The last two posts by Seth Godin struck a chord, insofar as independent schools are concerned. I highly recommend his blog, if you're looking to follow musings from a marketing perspective. There's no one better than Seth Godin (in my opinion) to point out what is working and what's not working, but also to show us that discomfort may just be the way to break-out growth.
In "The Hierarchy of Success" (posted 9/14/09), he identifies six steps leading to successful implementation of an idea or project, pointing out that the sixth step is excecution, which is where most of us actually spend most of our time: "We spend all our time on execution. Use this word instead of that one. This web host. That color. This material or that frequency of mailing. Big news: No one ever succeeded because of execution tactics learned from a Dummies book." (He is very direct, which is one of the reasons I like him so much).
Attitude and approach are the top two steps in his list, and, as he says, almost no one spends time thinking about these two steps, which he considers to be the most important. They lead to important questions about why we do what we do. He then introduces six questions we ought to be asking ourselves on a regular basis. I submit them here, suggesting that trustees and administrative teams ought to be asking them as a matter of course:
- How do you deal with failure?
- When will you quit?
- How do you treat competitors?
- What personality are you looking for in the people you hire?
- What's it like to work for you? Why? Is that a deliberate choice?
- What sort of decisions do you make when no one is looking?
His post from this morning, "The Problem With Non", deals exclusively with non-profits and what they do...or don't do. He lauds those folks who work for non-profits (think: independent schools) because they have decided to follow this line of work in order to make change (i.e. "make a difference"). Then he points out the greatest irony of all: "The problem facing your group, ironically, is the resistance to the very thing you are setting out to do. Non-profits, in my experience, abhor change."
Don't believe him? He cites an experience of meeting with two famous non-profits to discuss permission marketing and online fundraising.
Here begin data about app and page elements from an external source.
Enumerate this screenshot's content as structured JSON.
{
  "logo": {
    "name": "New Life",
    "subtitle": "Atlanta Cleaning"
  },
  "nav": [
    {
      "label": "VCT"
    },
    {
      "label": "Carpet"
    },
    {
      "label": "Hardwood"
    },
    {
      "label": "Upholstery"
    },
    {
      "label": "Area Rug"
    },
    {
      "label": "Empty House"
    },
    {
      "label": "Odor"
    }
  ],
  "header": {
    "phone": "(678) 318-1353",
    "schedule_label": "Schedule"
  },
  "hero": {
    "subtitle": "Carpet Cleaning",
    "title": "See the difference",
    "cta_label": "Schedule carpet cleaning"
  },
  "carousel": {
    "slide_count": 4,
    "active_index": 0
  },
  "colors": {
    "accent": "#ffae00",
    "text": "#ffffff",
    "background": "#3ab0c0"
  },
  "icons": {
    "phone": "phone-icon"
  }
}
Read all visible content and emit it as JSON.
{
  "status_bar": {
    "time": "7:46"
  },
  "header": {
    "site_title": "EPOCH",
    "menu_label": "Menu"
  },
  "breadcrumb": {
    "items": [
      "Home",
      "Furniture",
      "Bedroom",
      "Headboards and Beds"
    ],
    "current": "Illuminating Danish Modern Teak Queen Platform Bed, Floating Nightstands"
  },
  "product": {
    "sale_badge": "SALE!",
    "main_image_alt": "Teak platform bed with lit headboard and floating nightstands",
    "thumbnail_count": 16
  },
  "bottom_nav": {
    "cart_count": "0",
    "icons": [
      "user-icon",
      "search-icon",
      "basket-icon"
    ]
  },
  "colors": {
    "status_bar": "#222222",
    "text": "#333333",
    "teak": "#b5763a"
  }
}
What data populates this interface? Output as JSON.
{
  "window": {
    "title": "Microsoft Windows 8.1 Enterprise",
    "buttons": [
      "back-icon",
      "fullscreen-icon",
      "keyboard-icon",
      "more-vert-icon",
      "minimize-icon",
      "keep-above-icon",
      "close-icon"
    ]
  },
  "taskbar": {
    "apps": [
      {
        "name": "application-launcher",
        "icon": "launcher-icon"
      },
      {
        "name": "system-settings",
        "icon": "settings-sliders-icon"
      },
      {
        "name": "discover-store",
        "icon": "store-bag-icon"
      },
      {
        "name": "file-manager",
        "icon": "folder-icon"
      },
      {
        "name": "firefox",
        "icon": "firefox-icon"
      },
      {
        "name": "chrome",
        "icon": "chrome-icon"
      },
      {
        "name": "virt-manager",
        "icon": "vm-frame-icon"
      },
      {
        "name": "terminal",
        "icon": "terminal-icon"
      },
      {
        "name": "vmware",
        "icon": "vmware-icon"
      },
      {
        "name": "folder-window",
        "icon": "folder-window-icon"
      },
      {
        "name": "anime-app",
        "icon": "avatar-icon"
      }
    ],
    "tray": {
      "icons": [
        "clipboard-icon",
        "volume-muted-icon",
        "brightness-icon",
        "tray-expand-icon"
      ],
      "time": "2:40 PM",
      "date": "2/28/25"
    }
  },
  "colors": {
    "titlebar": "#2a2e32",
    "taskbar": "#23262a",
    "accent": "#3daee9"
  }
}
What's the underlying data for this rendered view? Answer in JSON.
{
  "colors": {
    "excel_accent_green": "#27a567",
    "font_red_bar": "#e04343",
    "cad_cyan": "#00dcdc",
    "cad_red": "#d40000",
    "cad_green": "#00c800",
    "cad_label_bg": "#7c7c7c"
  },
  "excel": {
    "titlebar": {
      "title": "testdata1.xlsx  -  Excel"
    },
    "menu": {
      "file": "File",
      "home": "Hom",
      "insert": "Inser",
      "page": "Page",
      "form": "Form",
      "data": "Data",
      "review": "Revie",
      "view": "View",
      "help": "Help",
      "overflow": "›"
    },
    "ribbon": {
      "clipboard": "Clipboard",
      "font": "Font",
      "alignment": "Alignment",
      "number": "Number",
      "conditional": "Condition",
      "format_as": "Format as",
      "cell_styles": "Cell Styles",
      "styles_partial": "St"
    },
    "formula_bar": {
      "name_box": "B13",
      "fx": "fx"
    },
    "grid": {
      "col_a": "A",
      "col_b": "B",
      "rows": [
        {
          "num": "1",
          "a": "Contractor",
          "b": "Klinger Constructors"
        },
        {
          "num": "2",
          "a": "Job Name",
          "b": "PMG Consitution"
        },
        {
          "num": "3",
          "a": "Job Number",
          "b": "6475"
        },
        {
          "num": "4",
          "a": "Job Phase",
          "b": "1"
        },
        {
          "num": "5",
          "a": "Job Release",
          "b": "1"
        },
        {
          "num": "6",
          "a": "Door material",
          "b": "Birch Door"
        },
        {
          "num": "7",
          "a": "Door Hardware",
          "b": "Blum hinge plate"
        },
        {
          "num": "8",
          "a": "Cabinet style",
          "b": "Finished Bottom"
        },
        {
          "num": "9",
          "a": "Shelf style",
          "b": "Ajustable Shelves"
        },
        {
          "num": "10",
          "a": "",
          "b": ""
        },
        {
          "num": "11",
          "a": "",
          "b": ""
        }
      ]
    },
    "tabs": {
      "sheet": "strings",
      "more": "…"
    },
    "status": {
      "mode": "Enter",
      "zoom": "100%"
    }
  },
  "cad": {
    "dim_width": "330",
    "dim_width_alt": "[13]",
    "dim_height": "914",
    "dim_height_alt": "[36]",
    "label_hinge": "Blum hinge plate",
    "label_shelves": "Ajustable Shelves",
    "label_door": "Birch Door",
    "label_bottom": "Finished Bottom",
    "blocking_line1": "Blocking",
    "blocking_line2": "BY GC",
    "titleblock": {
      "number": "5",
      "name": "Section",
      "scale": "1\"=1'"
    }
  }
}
What happened? "After about forty five minutes, the meetings devolved into endless lists of why any change at all in the way things were was absolutely impossible. Everyone looked to the president of the group for leadership, and when he didn't say anything, they dissembled, stalled and evaded. Every barrier was insurmountable, every element of the status quo was cast in stone. The president of the group was (he thought) helpless."
Given all the recent upheaval, independent school leaders are going to have to move their schools away from the paralysis of fear of the unknown and jump in the waters, taking some smartly-calculated risks. Otherwise we will fail. It's pretty simple.
What we do as schools needs to be tremendously important...important enough that we have people banging on our doors, asking to help us. As Seth says, "if you don't have a ton of volunteers happy to help you, then you're not working on something important enough."
As schools, in this environment, we should be "change" first, and "non" second, and not the other way around!